### EXTRACTED RECORDS
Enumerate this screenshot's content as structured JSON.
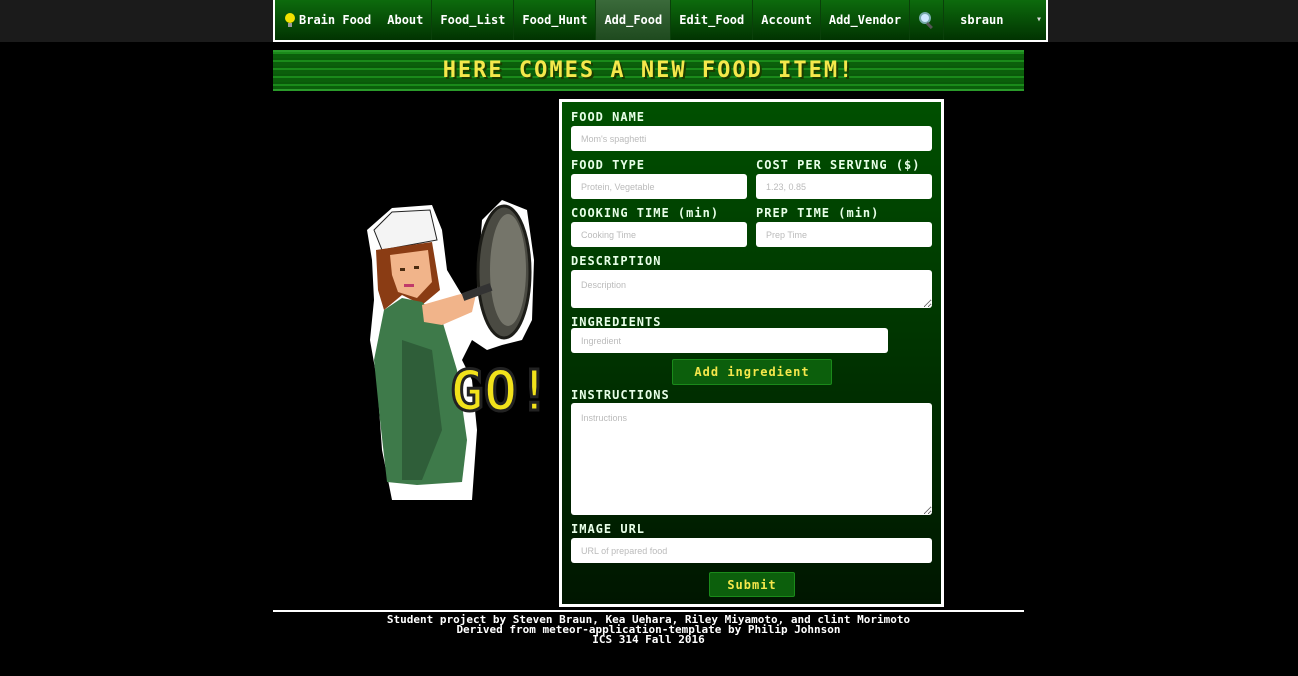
{
  "nav": {
    "brand": "Brain Food",
    "items": [
      "About",
      "Food_List",
      "Food_Hunt",
      "Add_Food",
      "Edit_Food",
      "Account",
      "Add_Vendor"
    ],
    "active": "Add_Food",
    "search_icon": "magnifier-icon",
    "user": "sbraun",
    "caret": "▾"
  },
  "banner": {
    "title": "HERE COMES A NEW FOOD ITEM!"
  },
  "illustration": {
    "caption": "GO!"
  },
  "form": {
    "food_name": {
      "label": "FOOD NAME",
      "placeholder": "Mom's spaghetti"
    },
    "food_type": {
      "label": "FOOD TYPE",
      "placeholder": "Protein, Vegetable"
    },
    "cost": {
      "label": "COST PER SERVING ($)",
      "placeholder": "1.23, 0.85"
    },
    "cooking_time": {
      "label": "COOKING TIME (min)",
      "placeholder": "Cooking Time"
    },
    "prep_time": {
      "label": "PREP TIME (min)",
      "placeholder": "Prep Time"
    },
    "description": {
      "label": "DESCRIPTION",
      "placeholder": "Description"
    },
    "ingredients": {
      "label": "INGREDIENTS",
      "placeholder": "Ingredient"
    },
    "add_ingredient": "Add ingredient",
    "instructions": {
      "label": "INSTRUCTIONS",
      "placeholder": "Instructions"
    },
    "image_url": {
      "label": "IMAGE URL",
      "placeholder": "URL of prepared food"
    },
    "submit": "Submit"
  },
  "footer": {
    "line1": "Student project by Steven Braun, Kea Uehara, Riley Miyamoto, and clint Morimoto",
    "line2": "Derived from meteor-application-template by Philip Johnson",
    "line3": "ICS 314 Fall 2016"
  },
  "colors": {
    "panel_top": "#005000",
    "panel_bottom": "#001600",
    "accent_text": "#f5e84b",
    "nav_bg": "#0d6b0d"
  }
}
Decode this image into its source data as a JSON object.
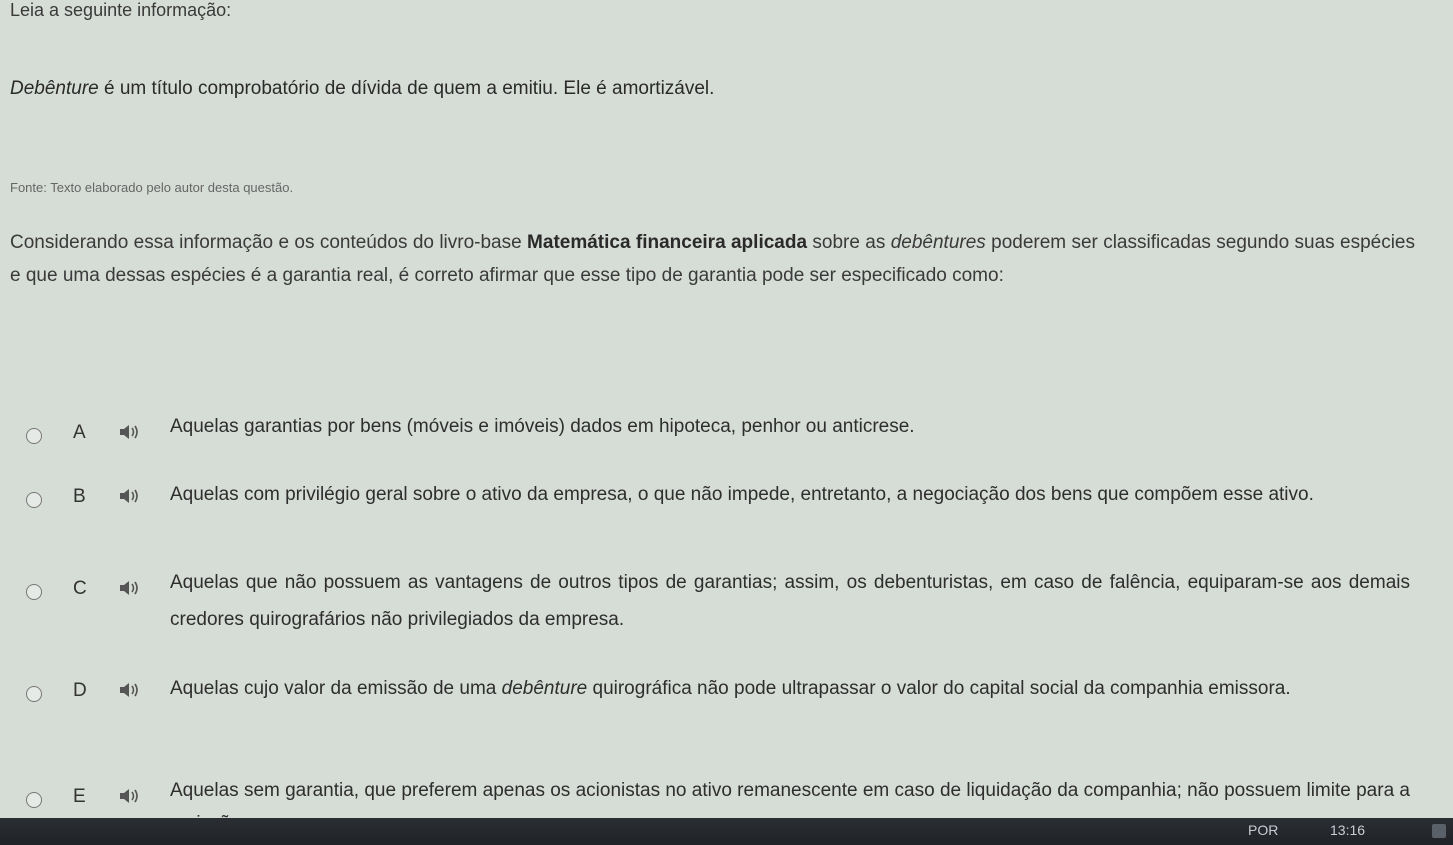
{
  "header": {
    "label": "Leia a seguinte informação:"
  },
  "info": {
    "italic_word": "Debênture",
    "rest": " é um título comprobatório de dívida de quem a emitiu. Ele é amortizável."
  },
  "source": "Fonte: Texto elaborado pelo autor desta questão.",
  "question": {
    "part1": "Considerando essa informação e os conteúdos do livro-base ",
    "bold": "Matemática financeira aplicada",
    "part2": " sobre as ",
    "italic": "debêntures",
    "part3": " poderem ser classificadas segundo suas espécies e que uma dessas espécies é a garantia real, é correto afirmar que esse tipo de garantia pode ser especificado como:"
  },
  "options": [
    {
      "letter": "A",
      "text": "Aquelas garantias por bens (móveis e imóveis) dados em hipoteca, penhor ou anticrese."
    },
    {
      "letter": "B",
      "text": "Aquelas com privilégio geral sobre o ativo da empresa, o que não impede, entretanto, a negociação dos bens que compõem esse ativo."
    },
    {
      "letter": "C",
      "text": "Aquelas que não possuem as vantagens de outros tipos de garantias; assim, os debenturistas, em caso de falência, equiparam-se aos demais credores quirografários não privilegiados da empresa."
    },
    {
      "letter": "D",
      "text_before": "Aquelas cujo valor da emissão de uma ",
      "text_italic": "debênture",
      "text_after": " quirográfica não pode ultrapassar o valor do capital social da companhia emissora."
    },
    {
      "letter": "E",
      "text": "Aquelas sem garantia, que preferem apenas os acionistas no ativo remanescente em caso de liquidação da companhia; não possuem limite para a emissão."
    }
  ],
  "taskbar": {
    "language": "POR",
    "time": "13:16"
  },
  "colors": {
    "background": "#d6dcd6",
    "text": "#2e2e2e",
    "taskbar": "#23262a"
  },
  "icons": {
    "speaker": "speaker-icon",
    "radio": "radio-button"
  }
}
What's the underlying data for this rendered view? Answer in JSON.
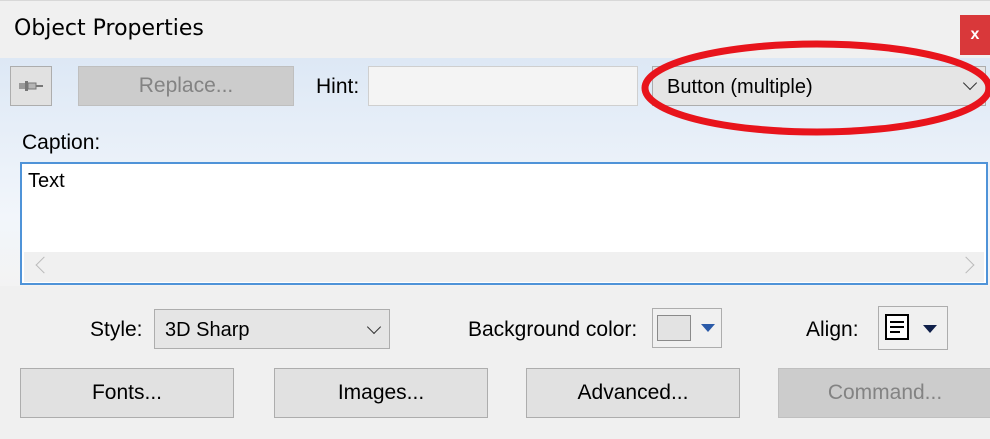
{
  "window": {
    "title": "Object Properties",
    "close_label": "x"
  },
  "toolbar": {
    "pin_icon": "pushpin-icon",
    "replace_label": "Replace...",
    "hint_label": "Hint:",
    "hint_value": "",
    "object_type_value": "Button (multiple)",
    "highlight_color": "#e8141c"
  },
  "caption": {
    "label": "Caption:",
    "value": "Text"
  },
  "style": {
    "label": "Style:",
    "value": "3D Sharp"
  },
  "background_color": {
    "label": "Background color:",
    "swatch": "#e3e3e3",
    "arrow_color": "#2a5aa8"
  },
  "align": {
    "label": "Align:",
    "icon": "align-left-icon"
  },
  "buttons": {
    "fonts": "Fonts...",
    "images": "Images...",
    "advanced": "Advanced...",
    "command": "Command..."
  }
}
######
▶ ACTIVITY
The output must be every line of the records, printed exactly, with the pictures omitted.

▶ YOUR SOLUTION
Enumerate this screenshot's content as structured JSON.
{
  "nav": {
    "brand": "Brain Food",
    "items": [
      "About",
      "Food_List",
      "Food_Hunt",
      "Add_Food",
      "Edit_Food",
      "Account",
      "Add_Vendor"
    ],
    "active": "Add_Food",
    "search_icon": "magnifier-icon",
    "user": "sbraun",
    "caret": "▾"
  },
  "banner": {
    "title": "HERE COMES A NEW FOOD ITEM!"
  },
  "illustration": {
    "caption": "GO!"
  },
  "form": {
    "food_name": {
      "label": "FOOD NAME",
      "placeholder": "Mom's spaghetti"
    },
    "food_type": {
      "label": "FOOD TYPE",
      "placeholder": "Protein, Vegetable"
    },
    "cost": {
      "label": "COST PER SERVING ($)",
      "placeholder": "1.23, 0.85"
    },
    "cooking_time": {
      "label": "COOKING TIME (min)",
      "placeholder": "Cooking Time"
    },
    "prep_time": {
      "label": "PREP TIME (min)",
      "placeholder": "Prep Time"
    },
    "description": {
      "label": "DESCRIPTION",
      "placeholder": "Description"
    },
    "ingredients": {
      "label": "INGREDIENTS",
      "placeholder": "Ingredient"
    },
    "add_ingredient": "Add ingredient",
    "instructions": {
      "label": "INSTRUCTIONS",
      "placeholder": "Instructions"
    },
    "image_url": {
      "label": "IMAGE URL",
      "placeholder": "URL of prepared food"
    },
    "submit": "Submit"
  },
  "footer": {
    "line1": "Student project by Steven Braun, Kea Uehara, Riley Miyamoto, and clint Morimoto",
    "line2": "Derived from meteor-application-template by Philip Johnson",
    "line3": "ICS 314 Fall 2016"
  },
  "colors": {
    "panel_top": "#005000",
    "panel_bottom": "#001600",
    "accent_text": "#f5e84b",
    "nav_bg": "#0d6b0d"
  }
}
Decode this image into its source data as a JSON object.
{
  "header": {
    "label": "Leia a seguinte informação:"
  },
  "info": {
    "italic_word": "Debênture",
    "rest": " é um título comprobatório de dívida de quem a emitiu. Ele é amortizável."
  },
  "source": "Fonte: Texto elaborado pelo autor desta questão.",
  "question": {
    "part1": "Considerando essa informação e os conteúdos do livro-base ",
    "bold": "Matemática financeira aplicada",
    "part2": " sobre as ",
    "italic": "debêntures",
    "part3": " poderem ser classificadas segundo suas espécies e que uma dessas espécies é a garantia real, é correto afirmar que esse tipo de garantia pode ser especificado como:"
  },
  "options": [
    {
      "letter": "A",
      "text": "Aquelas garantias por bens (móveis e imóveis) dados em hipoteca, penhor ou anticrese."
    },
    {
      "letter": "B",
      "text": "Aquelas com privilégio geral sobre o ativo da empresa, o que não impede, entretanto, a negociação dos bens que compõem esse ativo."
    },
    {
      "letter": "C",
      "text": "Aquelas que não possuem as vantagens de outros tipos de garantias; assim, os debenturistas, em caso de falência, equiparam-se aos demais credores quirografários não privilegiados da empresa."
    },
    {
      "letter": "D",
      "text_before": "Aquelas cujo valor da emissão de uma ",
      "text_italic": "debênture",
      "text_after": " quirográfica não pode ultrapassar o valor do capital social da companhia emissora."
    },
    {
      "letter": "E",
      "text": "Aquelas sem garantia, que preferem apenas os acionistas no ativo remanescente em caso de liquidação da companhia; não possuem limite para a emissão."
    }
  ],
  "taskbar": {
    "language": "POR",
    "time": "13:16"
  },
  "colors": {
    "background": "#d6dcd6",
    "text": "#2e2e2e",
    "taskbar": "#23262a"
  },
  "icons": {
    "speaker": "speaker-icon",
    "radio": "radio-button"
  }
}
What's the underlying data for this rendered view? Answer in JSON.
{
  "window": {
    "title": "Object Properties",
    "close_label": "x"
  },
  "toolbar": {
    "pin_icon": "pushpin-icon",
    "replace_label": "Replace...",
    "hint_label": "Hint:",
    "hint_value": "",
    "object_type_value": "Button (multiple)",
    "highlight_color": "#e8141c"
  },
  "caption": {
    "label": "Caption:",
    "value": "Text"
  },
  "style": {
    "label": "Style:",
    "value": "3D Sharp"
  },
  "background_color": {
    "label": "Background color:",
    "swatch": "#e3e3e3",
    "arrow_color": "#2a5aa8"
  },
  "align": {
    "label": "Align:",
    "icon": "align-left-icon"
  },
  "buttons": {
    "fonts": "Fonts...",
    "images": "Images...",
    "advanced": "Advanced...",
    "command": "Command..."
  }
}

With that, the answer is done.